Author: David Hall

Written by David Hall.
Published on Monday, 14th of May, 2018.

What To Do In The Garden In October

What To Do In The Garden In October

It's autumn and David Coton is getting the garden prepared for the onset of colder weather but, at the same time, the arrival of spring bulbs in the garden centre is a reminder that we should also now be planning ahead for next year.

Author: David Coton

Written by David Coton.
Published on Monday, 2nd of October, 2017.

VegTrug - The Easy Way To Grow Your Own Vegetables

VegTrug - The Easy Way To Grow Your Own Vegetables

At GLEE this year David Coton visited the VegTrug stand to find out how their specially designed space saving planters can encourage us to grow more of our own food without the use of pesticides.

Author: David Coton

Written by David Coton.
Published on Thursday, 14th of September, 2017.

comments powered by Disqus

Author

Martyn Loach

Editor in Chief

View Profile

RSS

View RSS Feed

Follow Us!

Recent Articles

Gardening TV Programmes I Whats On and When?

Gardening TV Programmes I Whats On and When?

There's no doubt that television provides gardeners with inspiration, sound advice and good ideas, that's why we're all looking forward to new programmes and the return of old favourites during 2020.

Author: Martyn Loach

Written by Martyn Loach.
Published on Tuesday, 13th of February, 2018.

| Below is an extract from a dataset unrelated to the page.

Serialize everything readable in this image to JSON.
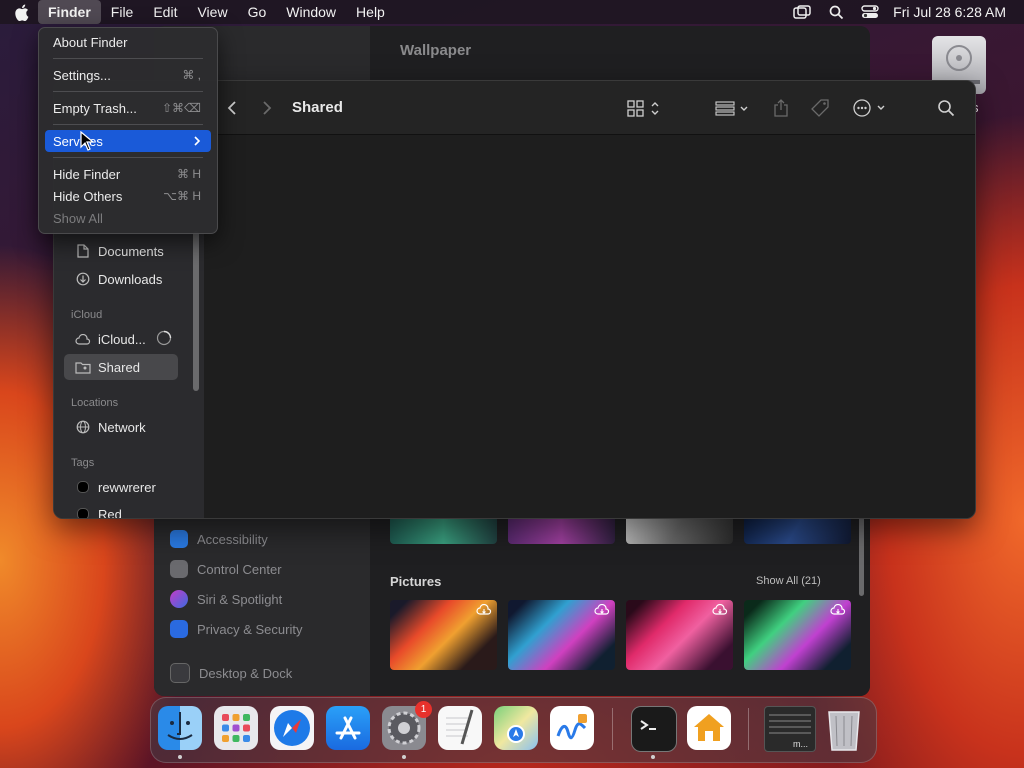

RHS Gardening Predictions For 2020

RHS Gardening Predictions For 2020

Sustainability and a growing awareness of wildlife are two of the key gardening trends identified by the Royal Horticultural Society for 2020, with gardeners in a position where they can make a substantial impact regarding environmental issues.

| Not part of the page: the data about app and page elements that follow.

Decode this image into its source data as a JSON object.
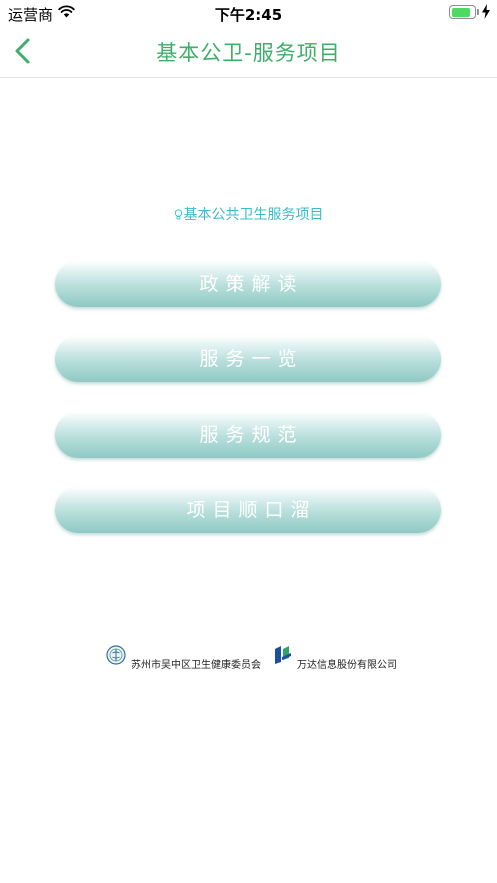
{
  "status_bar": {
    "carrier": "运营商",
    "time": "下午2:45",
    "battery_level": 0.85
  },
  "nav": {
    "title": "基本公卫-服务项目"
  },
  "subtitle": "基本公共卫生服务项目",
  "menu": [
    {
      "label": "政策解读"
    },
    {
      "label": "服务一览"
    },
    {
      "label": "服务规范"
    },
    {
      "label": "项目顺口溜"
    }
  ],
  "footer": {
    "organization": "苏州市吴中区卫生健康委员会",
    "company": "万达信息股份有限公司"
  },
  "colors": {
    "accent": "#3fae6a",
    "subtitle": "#3bbcc7",
    "button_bottom": "#8fc9c4",
    "battery": "#4cd964"
  }
}
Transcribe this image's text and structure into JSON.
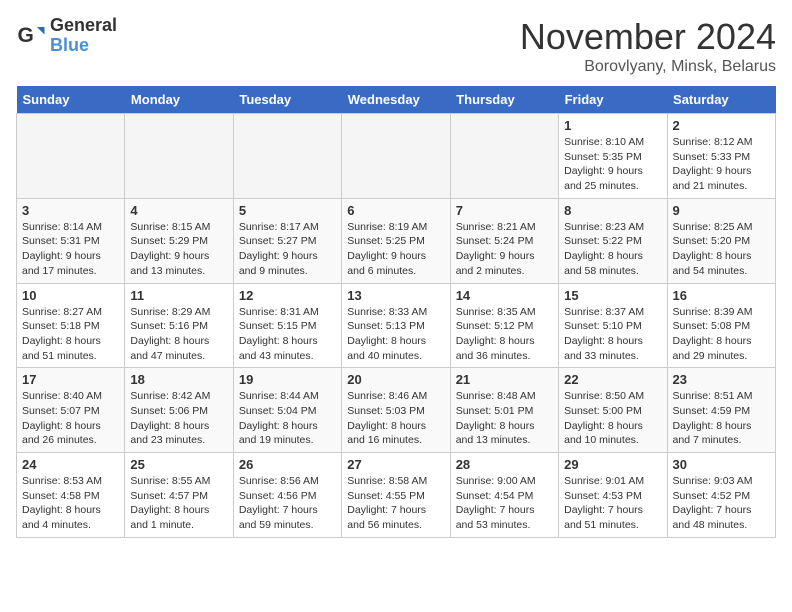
{
  "logo": {
    "general": "General",
    "blue": "Blue"
  },
  "title": "November 2024",
  "location": "Borovlyany, Minsk, Belarus",
  "weekdays": [
    "Sunday",
    "Monday",
    "Tuesday",
    "Wednesday",
    "Thursday",
    "Friday",
    "Saturday"
  ],
  "weeks": [
    [
      {
        "day": "",
        "info": "",
        "empty": true
      },
      {
        "day": "",
        "info": "",
        "empty": true
      },
      {
        "day": "",
        "info": "",
        "empty": true
      },
      {
        "day": "",
        "info": "",
        "empty": true
      },
      {
        "day": "",
        "info": "",
        "empty": true
      },
      {
        "day": "1",
        "info": "Sunrise: 8:10 AM\nSunset: 5:35 PM\nDaylight: 9 hours\nand 25 minutes."
      },
      {
        "day": "2",
        "info": "Sunrise: 8:12 AM\nSunset: 5:33 PM\nDaylight: 9 hours\nand 21 minutes."
      }
    ],
    [
      {
        "day": "3",
        "info": "Sunrise: 8:14 AM\nSunset: 5:31 PM\nDaylight: 9 hours\nand 17 minutes."
      },
      {
        "day": "4",
        "info": "Sunrise: 8:15 AM\nSunset: 5:29 PM\nDaylight: 9 hours\nand 13 minutes."
      },
      {
        "day": "5",
        "info": "Sunrise: 8:17 AM\nSunset: 5:27 PM\nDaylight: 9 hours\nand 9 minutes."
      },
      {
        "day": "6",
        "info": "Sunrise: 8:19 AM\nSunset: 5:25 PM\nDaylight: 9 hours\nand 6 minutes."
      },
      {
        "day": "7",
        "info": "Sunrise: 8:21 AM\nSunset: 5:24 PM\nDaylight: 9 hours\nand 2 minutes."
      },
      {
        "day": "8",
        "info": "Sunrise: 8:23 AM\nSunset: 5:22 PM\nDaylight: 8 hours\nand 58 minutes."
      },
      {
        "day": "9",
        "info": "Sunrise: 8:25 AM\nSunset: 5:20 PM\nDaylight: 8 hours\nand 54 minutes."
      }
    ],
    [
      {
        "day": "10",
        "info": "Sunrise: 8:27 AM\nSunset: 5:18 PM\nDaylight: 8 hours\nand 51 minutes."
      },
      {
        "day": "11",
        "info": "Sunrise: 8:29 AM\nSunset: 5:16 PM\nDaylight: 8 hours\nand 47 minutes."
      },
      {
        "day": "12",
        "info": "Sunrise: 8:31 AM\nSunset: 5:15 PM\nDaylight: 8 hours\nand 43 minutes."
      },
      {
        "day": "13",
        "info": "Sunrise: 8:33 AM\nSunset: 5:13 PM\nDaylight: 8 hours\nand 40 minutes."
      },
      {
        "day": "14",
        "info": "Sunrise: 8:35 AM\nSunset: 5:12 PM\nDaylight: 8 hours\nand 36 minutes."
      },
      {
        "day": "15",
        "info": "Sunrise: 8:37 AM\nSunset: 5:10 PM\nDaylight: 8 hours\nand 33 minutes."
      },
      {
        "day": "16",
        "info": "Sunrise: 8:39 AM\nSunset: 5:08 PM\nDaylight: 8 hours\nand 29 minutes."
      }
    ],
    [
      {
        "day": "17",
        "info": "Sunrise: 8:40 AM\nSunset: 5:07 PM\nDaylight: 8 hours\nand 26 minutes."
      },
      {
        "day": "18",
        "info": "Sunrise: 8:42 AM\nSunset: 5:06 PM\nDaylight: 8 hours\nand 23 minutes."
      },
      {
        "day": "19",
        "info": "Sunrise: 8:44 AM\nSunset: 5:04 PM\nDaylight: 8 hours\nand 19 minutes."
      },
      {
        "day": "20",
        "info": "Sunrise: 8:46 AM\nSunset: 5:03 PM\nDaylight: 8 hours\nand 16 minutes."
      },
      {
        "day": "21",
        "info": "Sunrise: 8:48 AM\nSunset: 5:01 PM\nDaylight: 8 hours\nand 13 minutes."
      },
      {
        "day": "22",
        "info": "Sunrise: 8:50 AM\nSunset: 5:00 PM\nDaylight: 8 hours\nand 10 minutes."
      },
      {
        "day": "23",
        "info": "Sunrise: 8:51 AM\nSunset: 4:59 PM\nDaylight: 8 hours\nand 7 minutes."
      }
    ],
    [
      {
        "day": "24",
        "info": "Sunrise: 8:53 AM\nSunset: 4:58 PM\nDaylight: 8 hours\nand 4 minutes."
      },
      {
        "day": "25",
        "info": "Sunrise: 8:55 AM\nSunset: 4:57 PM\nDaylight: 8 hours\nand 1 minute."
      },
      {
        "day": "26",
        "info": "Sunrise: 8:56 AM\nSunset: 4:56 PM\nDaylight: 7 hours\nand 59 minutes."
      },
      {
        "day": "27",
        "info": "Sunrise: 8:58 AM\nSunset: 4:55 PM\nDaylight: 7 hours\nand 56 minutes."
      },
      {
        "day": "28",
        "info": "Sunrise: 9:00 AM\nSunset: 4:54 PM\nDaylight: 7 hours\nand 53 minutes."
      },
      {
        "day": "29",
        "info": "Sunrise: 9:01 AM\nSunset: 4:53 PM\nDaylight: 7 hours\nand 51 minutes."
      },
      {
        "day": "30",
        "info": "Sunrise: 9:03 AM\nSunset: 4:52 PM\nDaylight: 7 hours\nand 48 minutes."
      }
    ]
  ]
}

Author: Martyn Loach

Written by Martyn Loach.
Published on Monday, 30th of December, 2019.

Which Gardening Magazine Should I Buy?

Which Gardening Magazine Should I Buy?

Gardening is such a popular activity with interest only increasing over recent years that the magazine rack in your local newsagent or supermarket is packed with publications offering inspiration and practical advice.

Author: Martyn Loach

Written by Martyn Loach.
Published on Thursday, 19th of December, 2019.

What To Do In The Garden In January

What To Do In The Garden In January

Although the days are short and the view from our Garden Centre is dull and overcast, David Coton suggests various jobs that can be done in the garden during the month of January.

Author: David Coton

Written by David Coton.
Published on Friday, 29th of December, 2017.